Print out each entry without alteration, and keep the pictures out.

[Element data from apps and pages]
◇ ◇ ◇

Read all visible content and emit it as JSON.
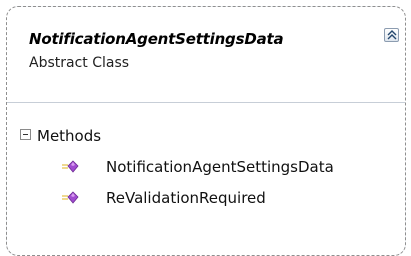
{
  "class": {
    "name": "NotificationAgentSettingsData",
    "stereotype": "Abstract Class",
    "collapse_icon": "double-chevron-up-icon"
  },
  "sections": [
    {
      "title": "Methods",
      "toggle_icon": "minus-box-icon",
      "members": [
        {
          "label": "NotificationAgentSettingsData",
          "icon": "method-icon"
        },
        {
          "label": "ReValidationRequired",
          "icon": "method-icon"
        }
      ]
    }
  ],
  "colors": {
    "method_icon": "#a04bd0",
    "method_lines": "#e5c24a"
  }
}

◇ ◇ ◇

| Written answer |
Read all visible content and emit it as JSON.
{
  "class": {
    "name": "NotificationAgentSettingsData",
    "stereotype": "Abstract Class",
    "collapse_icon": "double-chevron-up-icon"
  },
  "sections": [
    {
      "title": "Methods",
      "toggle_icon": "minus-box-icon",
      "members": [
        {
          "label": "NotificationAgentSettingsData",
          "icon": "method-icon"
        },
        {
          "label": "ReValidationRequired",
          "icon": "method-icon"
        }
      ]
    }
  ],
  "colors": {
    "method_icon": "#a04bd0",
    "method_lines": "#e5c24a"
  }
}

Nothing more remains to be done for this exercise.